A sad note. This schoolhouse was destroyed by fire in April of 2018.
Click here to see pictures.
Built in 1849 & listed on the National Register in September 1996.
Currently located in Casco Village, behind the Town Office.
History of the Old Quaker Ridge Schoolhouse, by Leona Hall Edwards
The Quaker Ridge Schoolhouse was originally called the Friends School and was built by Clark Norton Maxfield about 1849. Mr. Maxfield was the son of one of the first settlers of Quaker Hill or Quakerville, as it was often called.
The building was erected at the point where the farms of William Hall and Isaiah Gould met, and evidently no deed was given nor did any money change hands; the two men simply gave permission for a school to be erected on that spot.
We do not know the names of some of the earliest teachers, but we do know that one of them was a son of William Hall, Milton W. Hall, who had attended the Friends’ School in Providence, R.I. (now Moses Brown School) and who later attended Haverford College in Pennsylvania. He later became a doctor practicing in the Boston area for many years.

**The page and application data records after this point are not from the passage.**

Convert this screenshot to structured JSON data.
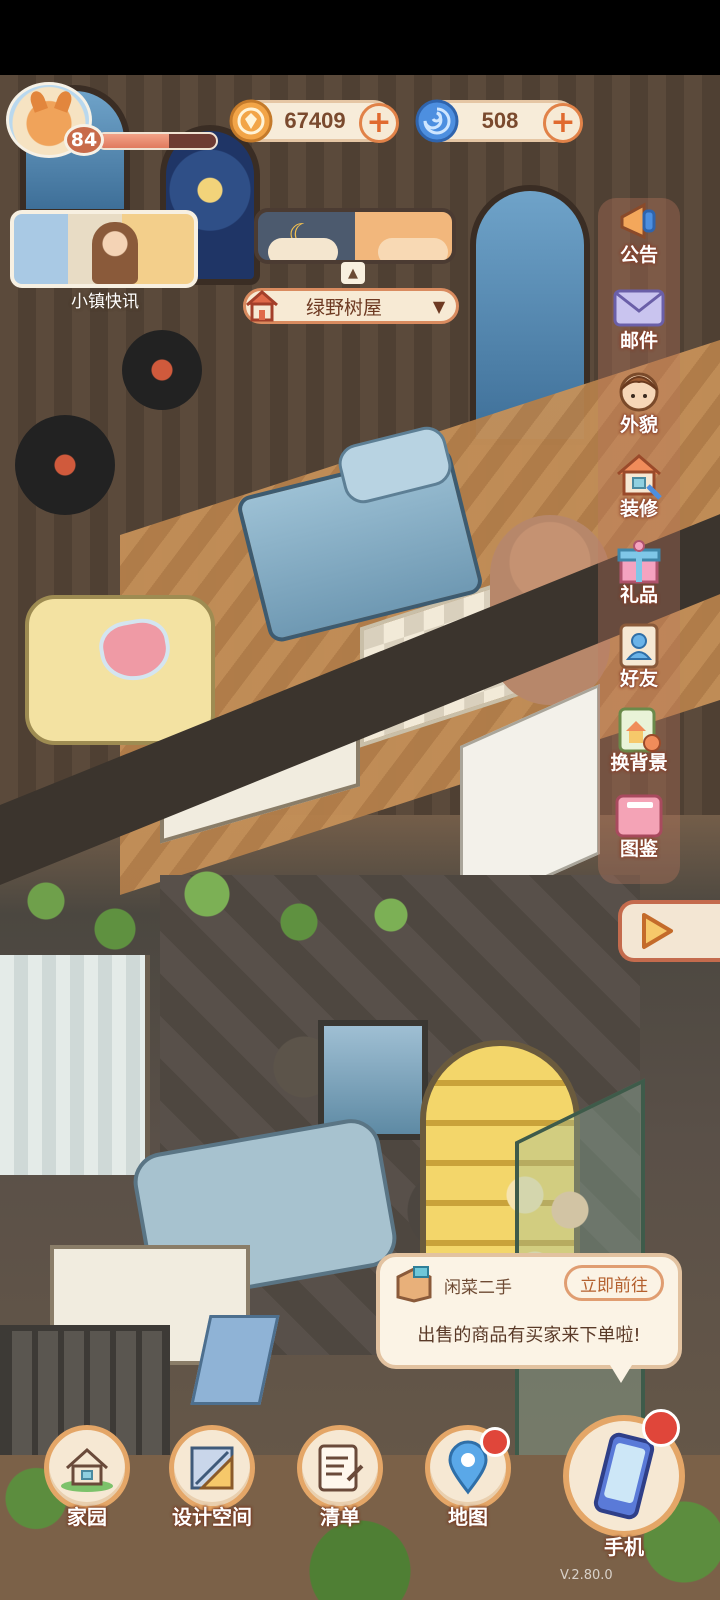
{
  "player": {
    "level": "84",
    "xp_fraction": 0.6
  },
  "currencies": [
    {
      "name": "coin",
      "icon": "coin-icon",
      "value": "67409",
      "plus": "+"
    },
    {
      "name": "gem",
      "icon": "swirl-gem-icon",
      "value": "508",
      "plus": "+"
    }
  ],
  "news": {
    "label": "小镇快讯"
  },
  "daynight": {
    "arrow": "▲"
  },
  "location": {
    "name": "绿野树屋",
    "dropdown": "▼"
  },
  "sidebar": {
    "items": [
      {
        "label": "公告",
        "icon": "megaphone-icon"
      },
      {
        "label": "邮件",
        "icon": "mail-icon"
      },
      {
        "label": "外貌",
        "icon": "character-face-icon"
      },
      {
        "label": "装修",
        "icon": "house-wrench-icon"
      },
      {
        "label": "礼品",
        "icon": "gift-box-icon"
      },
      {
        "label": "好友",
        "icon": "friend-card-icon"
      },
      {
        "label": "换背景",
        "icon": "background-card-icon"
      },
      {
        "label": "图鉴",
        "icon": "album-book-icon"
      }
    ],
    "expand": "▶"
  },
  "notification": {
    "title": "闲菜二手",
    "button": "立即前往",
    "message": "出售的商品有买家来下单啦!"
  },
  "bottom_nav": {
    "items": [
      {
        "label": "家园",
        "icon": "home-icon",
        "badge": false
      },
      {
        "label": "设计空间",
        "icon": "design-ruler-icon",
        "badge": false
      },
      {
        "label": "清单",
        "icon": "checklist-icon",
        "badge": false
      },
      {
        "label": "地图",
        "icon": "map-pin-icon",
        "badge": true
      }
    ],
    "phone": {
      "label": "手机",
      "icon": "phone-icon",
      "badge": true
    }
  },
  "footer": {
    "version": "V.2.80.0"
  },
  "colors": {
    "accent_orange": "#e4a667",
    "badge_red": "#e0463a",
    "cream": "#f6e8d3"
  }
}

Since the school building was only a few feet from the road, for many years the children played in the road or in the woods nearby. When automobiles became fairly plentiful, however, the Halls and the Goulds gave permission for a small area to be taken from the adjoining fields for a playground. The pupils themselves earned money to buy a teachers desk and chair, a clock, watercooler and books for reference.
About 1920 several changes were made in the building itself; the roof was raised, two windows were put in the rear of the room, and an additional was built on one side providing separate indoor toilet facilities for the boys and girls.
In the spring of 1920 there were only four or five pupils in the school district. They were transported to the Shadigee School for one term. This was the only time that the school was closed until 1942, when it was closed permanently as consolidation began.
In 1948 the schoolhouse was sold at auction with several other one-room schoolhouses. This one was purchased for $125 by Charles Gould, who gave it to his sister Ellen because she had been a dedicated teacher there for many years.
She held an open house at the school in the 1950’s and many former pupils and teachers were present. In 1968 Miss Gould gave the building to Hacker Hall and Leona Hall Edwards.
In 1971 they, in turn, gave it to the newly-organized Raymond-Casco Historical Society with the hope that it might be restored, thus providing an interesting insight into a way of life now past.
The schoolhouse was moved to its present site in Casco Village next to the firehouse in the neighborhood with the Town Offices, Junior High, Library and Village Church, in the fall of 1971.
It is the hope of the Raymond-Casco Historical Society that someday the building will house not only some of the old desks, books and furnishings of a typical one-room school, but also of the records, documents and anecdotes of the settlers of long-ago Raymondtown and its successors, Raymond and Casco.
RETURN TO NATIONAL REGISTER OF HISTORIC PLACES
RAYMOND-CASCO HISTORICAL SOCIETY
P.O. BOX 1055
RAYMOND, ME 04071